himself went to the house of lords, and spoke for some time in his defence ; but the spirit of vengeance, which had been chained for eleven years, was now roused ; and nothing but his blood could give the people satisfaction. He was condemned by both houses of parliament; and nothing remained but for the king to give his consent to the bill of attainder. But, in the present commotions, the consent of the king would very easily be dispensed with; and imminent danger might attend his refusal. Charles, however, who loved Strafford tenderly, hesitated, and seemed reluctant; trying every expedient to put off so dreadful an office as that of signing the warrant for his execution. While he continued in this agitation of mind, and state of suspense, his doubts were at last silenced by an act of great magnanimity in the condemned lord. He received a letter from that unfortunate nobleman, desiring that his life might be made a sacrifice to obtain reconciliation between the king and his people: adding, that he was prepared to die; and that to a willing mind. there could be no injury. This instance of noble generosity was but ill repaid by his master, who complied with his request. He consented to sign the fatal bill by commission: and Strafford was beheaded on Tower hill; behaving with that composed dignity of resolution, which was expected from his character.

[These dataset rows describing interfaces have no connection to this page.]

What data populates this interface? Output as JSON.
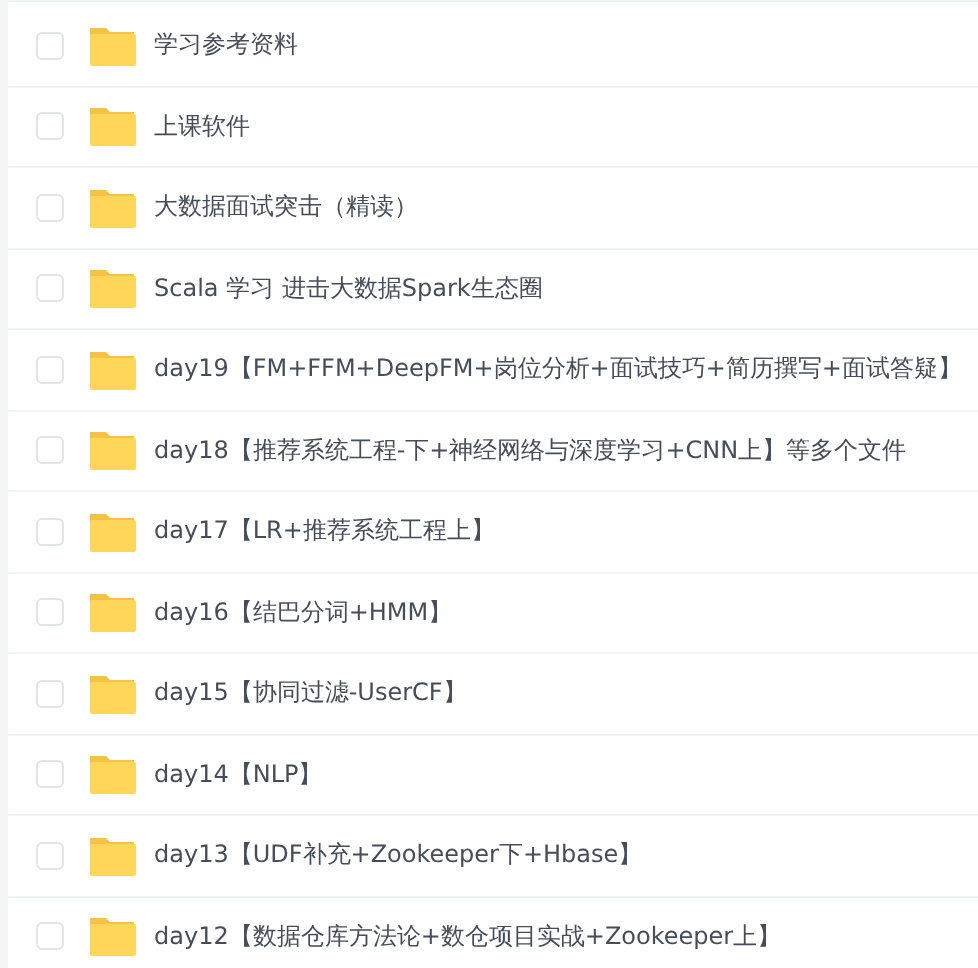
{
  "files": [
    {
      "name": "学习参考资料",
      "checked": false
    },
    {
      "name": "上课软件",
      "checked": false
    },
    {
      "name": "大数据面试突击（精读）",
      "checked": false
    },
    {
      "name": "Scala 学习 进击大数据Spark生态圈",
      "checked": false
    },
    {
      "name": "day19【FM+FFM+DeepFM+岗位分析+面试技巧+简历撰写+面试答疑】",
      "checked": false
    },
    {
      "name": "day18【推荐系统工程-下+神经网络与深度学习+CNN上】等多个文件",
      "checked": false
    },
    {
      "name": "day17【LR+推荐系统工程上】",
      "checked": false
    },
    {
      "name": "day16【结巴分词+HMM】",
      "checked": false
    },
    {
      "name": "day15【协同过滤-UserCF】",
      "checked": false
    },
    {
      "name": "day14【NLP】",
      "checked": false
    },
    {
      "name": "day13【UDF补充+Zookeeper下+Hbase】",
      "checked": false
    },
    {
      "name": "day12【数据仓库方法论+数仓项目实战+Zookeeper上】",
      "checked": false
    }
  ]
}
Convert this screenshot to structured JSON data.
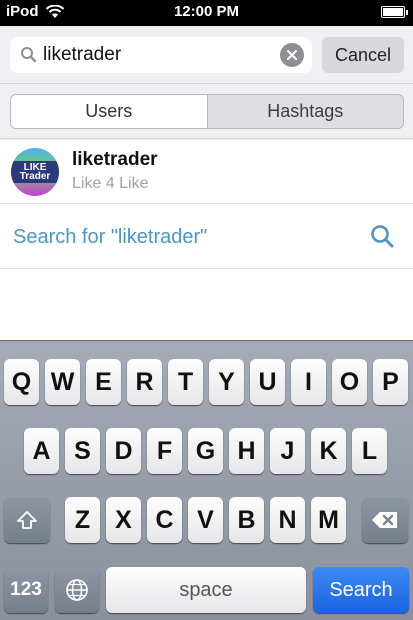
{
  "status_bar": {
    "carrier": "iPod",
    "time": "12:00 PM"
  },
  "search": {
    "query": "liketrader",
    "cancel_label": "Cancel"
  },
  "segments": [
    {
      "label": "Users",
      "active": true
    },
    {
      "label": "Hashtags",
      "active": false
    }
  ],
  "results": {
    "user": {
      "username": "liketrader",
      "subtitle": "Like 4 Like",
      "avatar_text": "LIKE Trader"
    },
    "search_for": "Search for \"liketrader\""
  },
  "keyboard": {
    "row1": [
      "Q",
      "W",
      "E",
      "R",
      "T",
      "Y",
      "U",
      "I",
      "O",
      "P"
    ],
    "row2": [
      "A",
      "S",
      "D",
      "F",
      "G",
      "H",
      "J",
      "K",
      "L"
    ],
    "row3": [
      "Z",
      "X",
      "C",
      "V",
      "B",
      "N",
      "M"
    ],
    "numbers_label": "123",
    "space_label": "space",
    "search_label": "Search"
  },
  "colors": {
    "accent": "#4b97c4",
    "search_key": "#1a63e0",
    "keyboard_bg": "#9ba1ad"
  }
}
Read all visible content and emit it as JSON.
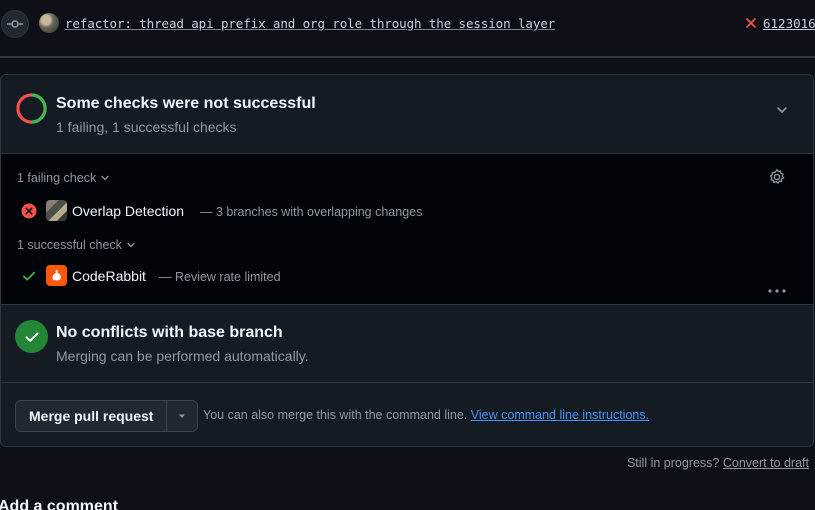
{
  "commit": {
    "message": "refactor: thread api prefix and org role through the session layer",
    "sha": "6123016",
    "status": "failed"
  },
  "checks": {
    "title": "Some checks were not successful",
    "summary": "1 failing, 1 successful checks",
    "failing_group_label": "1 failing check",
    "successful_group_label": "1 successful check",
    "failing": [
      {
        "name": "Overlap Detection",
        "description": "— 3 branches with overlapping changes"
      }
    ],
    "successful": [
      {
        "name": "CodeRabbit",
        "description": "— Review rate limited"
      }
    ]
  },
  "conflicts": {
    "title": "No conflicts with base branch",
    "subtitle": "Merging can be performed automatically."
  },
  "merge": {
    "button_label": "Merge pull request",
    "hint_text": "You can also merge this with the command line.",
    "hint_link": "View command line instructions."
  },
  "draft": {
    "prompt": "Still in progress?",
    "link": "Convert to draft"
  },
  "comment": {
    "heading": "Add a comment"
  },
  "colors": {
    "fail": "#f85149",
    "success": "#3fb950",
    "success_bg": "#238636",
    "link": "#4493f8",
    "coderabbit": "#ff570a"
  }
}
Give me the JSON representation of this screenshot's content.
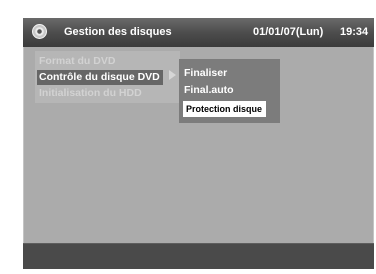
{
  "header": {
    "title": "Gestion des disques",
    "date": "01/01/07(Lun)",
    "time": "19:34",
    "icon": "disc-icon"
  },
  "menu": {
    "items": [
      {
        "label": "Format du DVD",
        "state": "disabled"
      },
      {
        "label": "Contrôle du disque DVD",
        "state": "selected"
      },
      {
        "label": "Initialisation du HDD",
        "state": "disabled"
      }
    ]
  },
  "submenu": {
    "items": [
      {
        "label": "Finaliser"
      },
      {
        "label": "Final.auto"
      },
      {
        "label": "Protection disque",
        "state": "selected"
      }
    ]
  },
  "colors": {
    "background": "#ababab",
    "header": "#4d4d4d",
    "selected": "#666666",
    "submenu": "#7c7c7c",
    "footer": "#4a4a4a"
  }
}
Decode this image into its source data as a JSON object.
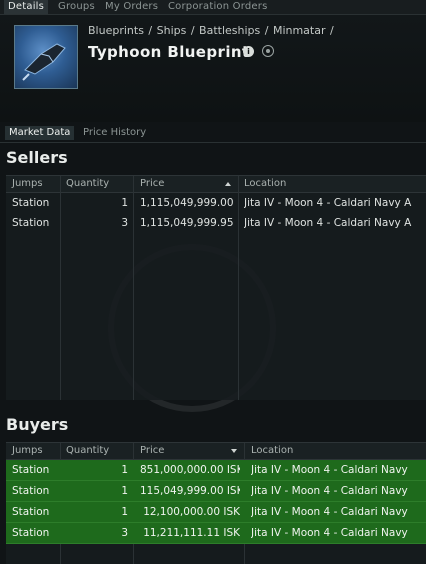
{
  "top_tabs": [
    "Details",
    "Groups",
    "My Orders",
    "Corporation Orders"
  ],
  "header": {
    "breadcrumb": "Blueprints / Ships / Battleships / Minmatar /",
    "title": "Typhoon Blueprint",
    "info_icon_glyph": "i"
  },
  "sub_tabs": [
    "Market Data",
    "Price History"
  ],
  "sellers": {
    "title": "Sellers",
    "columns": [
      "Jumps",
      "Quantity",
      "Price",
      "Location"
    ],
    "rows": [
      {
        "jumps": "Station",
        "quantity": "1",
        "price": "1,115,049,999.00 I",
        "location": "Jita IV - Moon 4 - Caldari Navy A"
      },
      {
        "jumps": "Station",
        "quantity": "3",
        "price": "1,115,049,999.95 I",
        "location": "Jita IV - Moon 4 - Caldari Navy A"
      }
    ]
  },
  "buyers": {
    "title": "Buyers",
    "columns": [
      "Jumps",
      "Quantity",
      "Price",
      "Location"
    ],
    "rows": [
      {
        "jumps": "Station",
        "quantity": "1",
        "price": "851,000,000.00 ISK",
        "location": "Jita IV - Moon 4 - Caldari Navy"
      },
      {
        "jumps": "Station",
        "quantity": "1",
        "price": "115,049,999.00 ISK",
        "location": "Jita IV - Moon 4 - Caldari Navy"
      },
      {
        "jumps": "Station",
        "quantity": "1",
        "price": "12,100,000.00 ISK",
        "location": "Jita IV - Moon 4 - Caldari Navy"
      },
      {
        "jumps": "Station",
        "quantity": "3",
        "price": "11,211,111.11 ISK",
        "location": "Jita IV - Moon 4 - Caldari Navy"
      }
    ]
  },
  "colors": {
    "buy_row": "#1e6a1c",
    "background": "#101416"
  }
}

Founder of Christianity.
1. Never was there on earth any other person of so extraordinary a character as the founder of our religion. In him we uniformly see a mildness, dignity, and composure, and a perfection of wisdom and of goodness, that plainly point him out as a superiour being. But his superiority was all in his own divine mind. He had none of those outward advantages that have distinguished all other lawgivers. He had no influence in the state; he had no wealth; he aimed at no wordly power., He was the son of a carpenter's wife, and he was himself a carpenter. So poor were his reputed parents, that at the time of his birth, his mother could obtain no better lodging than a stable; and so poor was he himself, that he often had no lodging at all.
2. That he had no advantages of education, we may infer from the surprise expressed by his neighbours on hearing him speak in the synagogue: 'Whence hath this man these things? What wisdom is this which is given him ? Is not this the carpenter, the son of Mary ? Are not his brethren and sisters with us V This point, however, we need not insist on; as from no education, that his own or any other country could have afforded, was it